*** Opening MATERIAL TO PROCESS ***

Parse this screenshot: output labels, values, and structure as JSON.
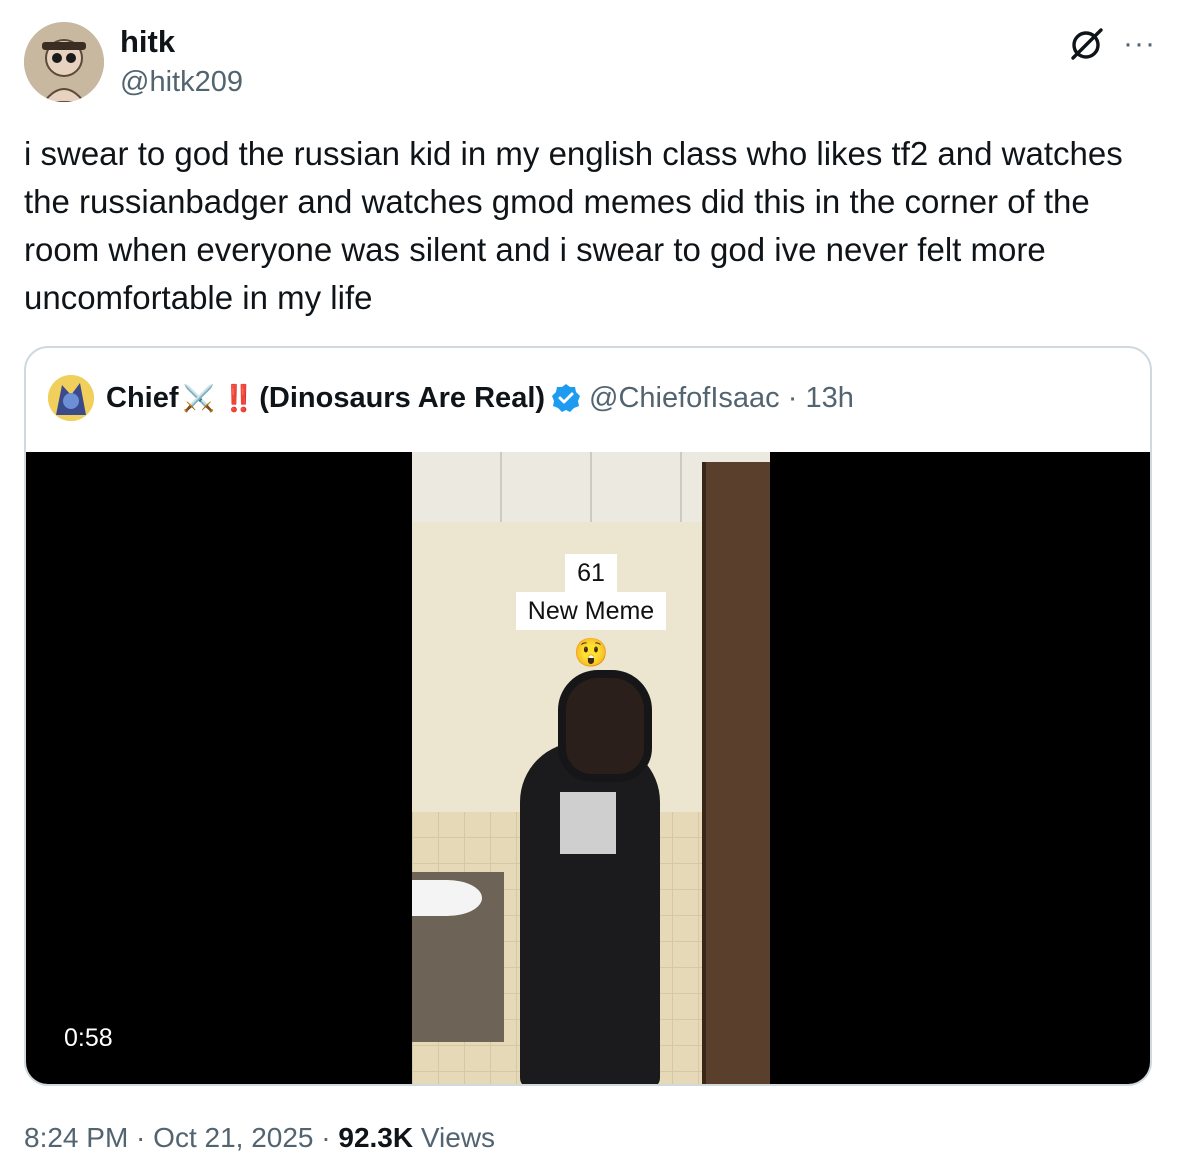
{
  "author": {
    "display_name": "hitk",
    "handle": "@hitk209",
    "avatar_icon": "cartoon-avatar-sunglasses"
  },
  "tweet": {
    "text": "i swear to god the russian kid in my english class who likes tf2 and watches the russianbadger and watches gmod memes did this in the corner of the room when everyone was silent and i swear to god ive never felt more uncomfortable in my life"
  },
  "top_icons": {
    "grok": "grok-icon",
    "more": "···"
  },
  "quoted_tweet": {
    "display_name": "Chief",
    "emoji_swords": "⚔️",
    "emoji_exclaim": "‼️",
    "name_suffix": "(Dinosaurs Are Real)",
    "verified_icon": "verified-badge-icon",
    "verified_color": "#1d9bf0",
    "handle_time": "@ChiefofIsaac · 13h",
    "video": {
      "caption_line1": "61",
      "caption_line2": "New Meme",
      "caption_emoji": "😲",
      "duration": "0:58"
    }
  },
  "meta": {
    "time_date": "8:24 PM · Oct 21, 2025 · ",
    "views_count": "92.3K",
    "views_label": " Views"
  },
  "colors": {
    "text": "#0f1419",
    "secondary": "#536471",
    "border": "#cfd9de"
  }
}
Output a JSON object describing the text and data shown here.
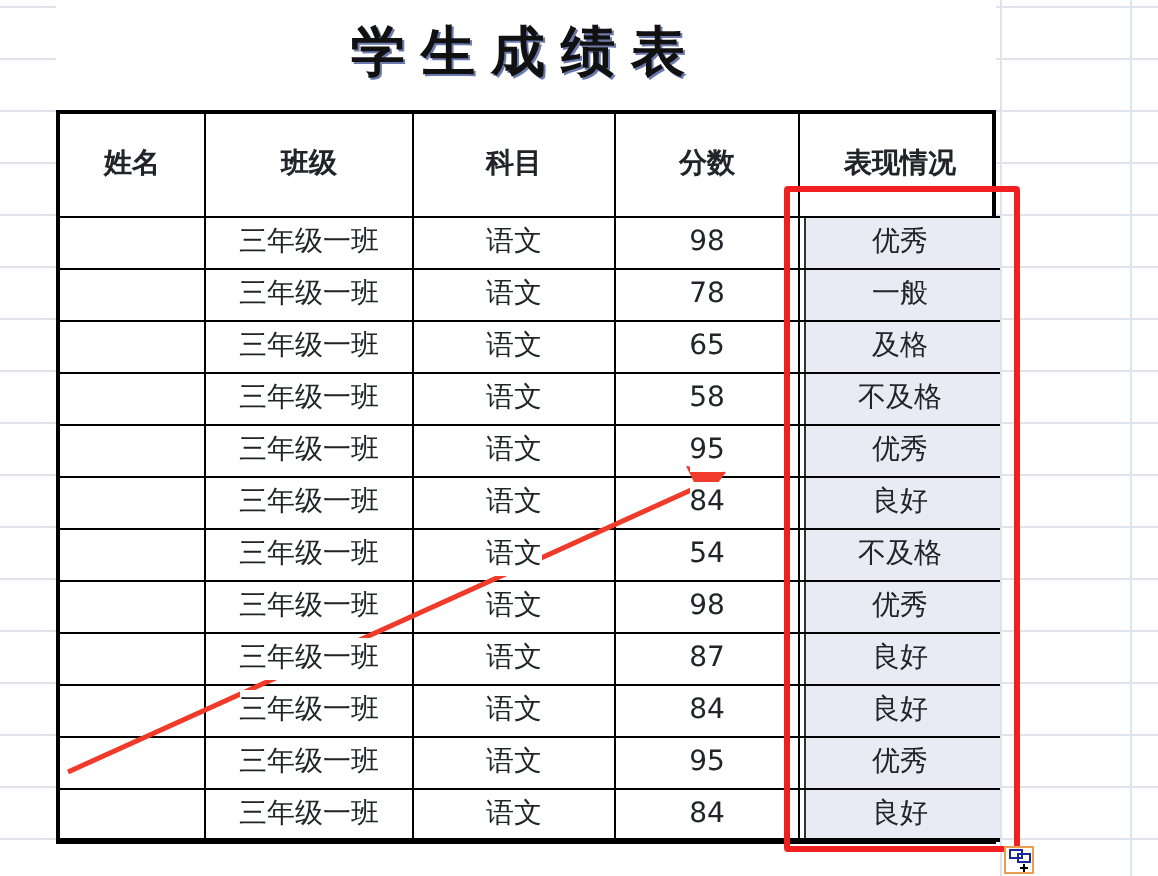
{
  "title": "学生成绩表",
  "columns": [
    {
      "label": "姓名",
      "selected": false
    },
    {
      "label": "班级",
      "selected": false
    },
    {
      "label": "科目",
      "selected": false
    },
    {
      "label": "分数",
      "selected": false
    },
    {
      "label": "表现情况",
      "selected": true
    }
  ],
  "rows": [
    {
      "class": "三年级一班",
      "subject": "语文",
      "score": "98",
      "rating": "优秀"
    },
    {
      "class": "三年级一班",
      "subject": "语文",
      "score": "78",
      "rating": "一般"
    },
    {
      "class": "三年级一班",
      "subject": "语文",
      "score": "65",
      "rating": "及格"
    },
    {
      "class": "三年级一班",
      "subject": "语文",
      "score": "58",
      "rating": "不及格"
    },
    {
      "class": "三年级一班",
      "subject": "语文",
      "score": "95",
      "rating": "优秀"
    },
    {
      "class": "三年级一班",
      "subject": "语文",
      "score": "84",
      "rating": "良好"
    },
    {
      "class": "三年级一班",
      "subject": "语文",
      "score": "54",
      "rating": "不及格"
    },
    {
      "class": "三年级一班",
      "subject": "语文",
      "score": "98",
      "rating": "优秀"
    },
    {
      "class": "三年级一班",
      "subject": "语文",
      "score": "87",
      "rating": "良好"
    },
    {
      "class": "三年级一班",
      "subject": "语文",
      "score": "84",
      "rating": "良好"
    },
    {
      "class": "三年级一班",
      "subject": "语文",
      "score": "95",
      "rating": "优秀"
    },
    {
      "class": "三年级一班",
      "subject": "语文",
      "score": "84",
      "rating": "良好"
    }
  ]
}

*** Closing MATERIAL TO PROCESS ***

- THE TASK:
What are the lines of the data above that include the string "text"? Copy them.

- ANSWER AREA:
    "text": "i swear to god the russian kid in my english class who likes tf2 and watches the russianbadger and watches gmod memes did this in the corner of the room when everyone was silent and i swear to god ive never felt more uncomfortable in my life"
    "text": "#0f1419",
Output a JSON object describing the text and data shown here.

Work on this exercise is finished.